A quick stroll through the courtyard and a visit to cathedral sufficed. At the altar you will see on display in his glass casket the skeletal remains of Saint Peter Claver, patron Saint of seafarers and slavery. An abolitionist who said to have baptized over 300,000 slaves.
Locals in prayer seemed unphased by the snapping photos of tourist insensitivity toward this hero of human rights… I got a sweet close up of the skull and repented the Inquisition Museum afterward.
What to do in Cartagena when you need a beach
On the mainland is the beach at Bocagrande (the “Big Mouth”). Lined with hotels, nightclubs, and shops, this stretch of gray volcanic sand is shared by tourists and locals alike.
If you haven’t seen enough jiggling sweaty flesh at the clubs, you’ll be delighted that what amounts to little more than a length of colored dental floss counts as a bikini.
I opted for a day trip to the Islas del Rosario, a group of tiny islands and a short yet bumpy sea ride from the city.
Each tour stops at a little eco-hotel with a pool and bar. More for relaxation, it has the white sand and crystal clear water you expect in the Caribbean. Lunch provided consists of fresh caught fish or Caribbean lobster (meat or vegetarian options can be arranged) and a variety of local fruit. Trips start about $70 a person. A half hour snorkelling tour to nearby reefs can be added for about $30 more. Bring cash.

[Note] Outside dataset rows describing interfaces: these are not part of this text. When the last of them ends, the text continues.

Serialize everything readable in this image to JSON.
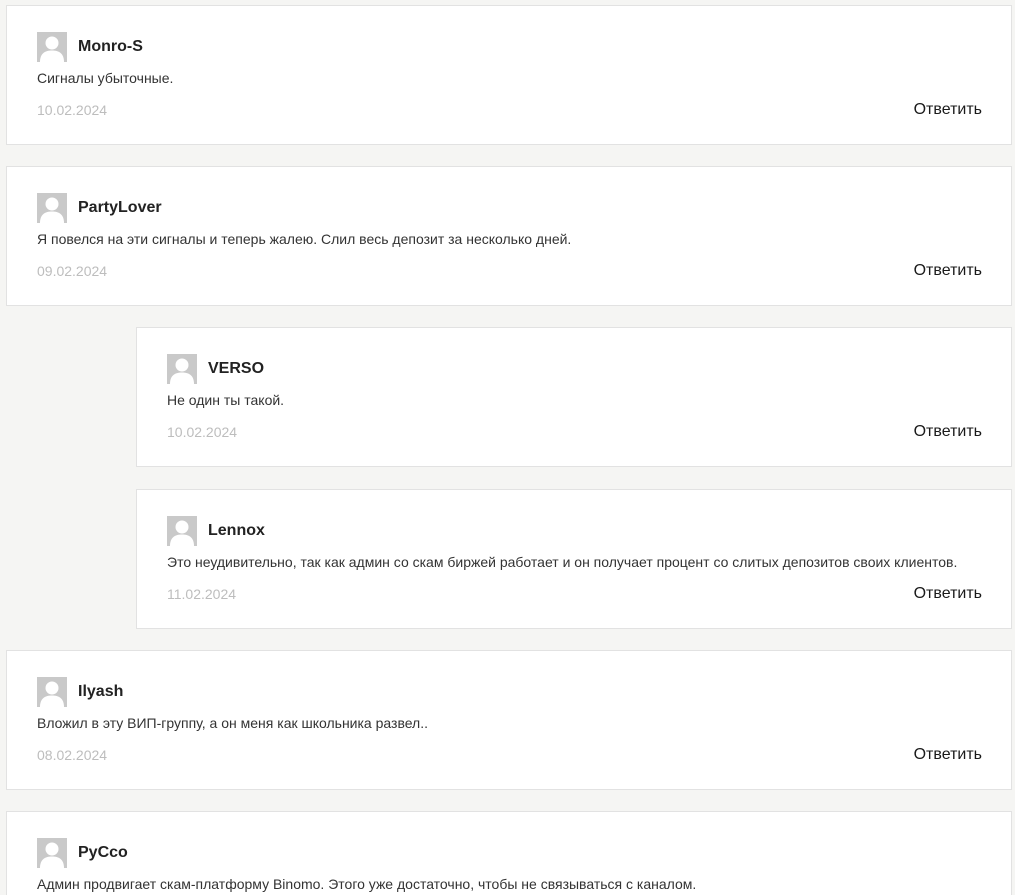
{
  "comments": [
    {
      "author": "Monro-S",
      "text": "Сигналы убыточные.",
      "date": "10.02.2024",
      "reply_label": "Ответить"
    },
    {
      "author": "PartyLover",
      "text": "Я повелся на эти сигналы и теперь жалею. Слил весь депозит за несколько дней.",
      "date": "09.02.2024",
      "reply_label": "Ответить"
    },
    {
      "author": "VERSO",
      "text": "Не один ты такой.",
      "date": "10.02.2024",
      "reply_label": "Ответить"
    },
    {
      "author": "Lennox",
      "text": "Это неудивительно, так как админ со скам биржей работает и он получает процент со слитых депозитов своих клиентов.",
      "date": "11.02.2024",
      "reply_label": "Ответить"
    },
    {
      "author": "Ilyash",
      "text": "Вложил в эту ВИП-группу, а он меня как школьника развел..",
      "date": "08.02.2024",
      "reply_label": "Ответить"
    },
    {
      "author": "PyCco",
      "text": "Админ продвигает скам-платформу Binomo. Этого уже достаточно, чтобы не связываться с каналом.",
      "date": "",
      "reply_label": ""
    }
  ]
}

Another off the mainland option is Playa Blanca on the Isla de Barú. Sugary sand and coconuts galore, but word has it that beaches are starting to get more and more developed. Hence, more crowded.
So these are just my humble suggestions of what to do in Cartagena. I encourage others to share their own insights and experiences in the comments section. Have an awesome trip!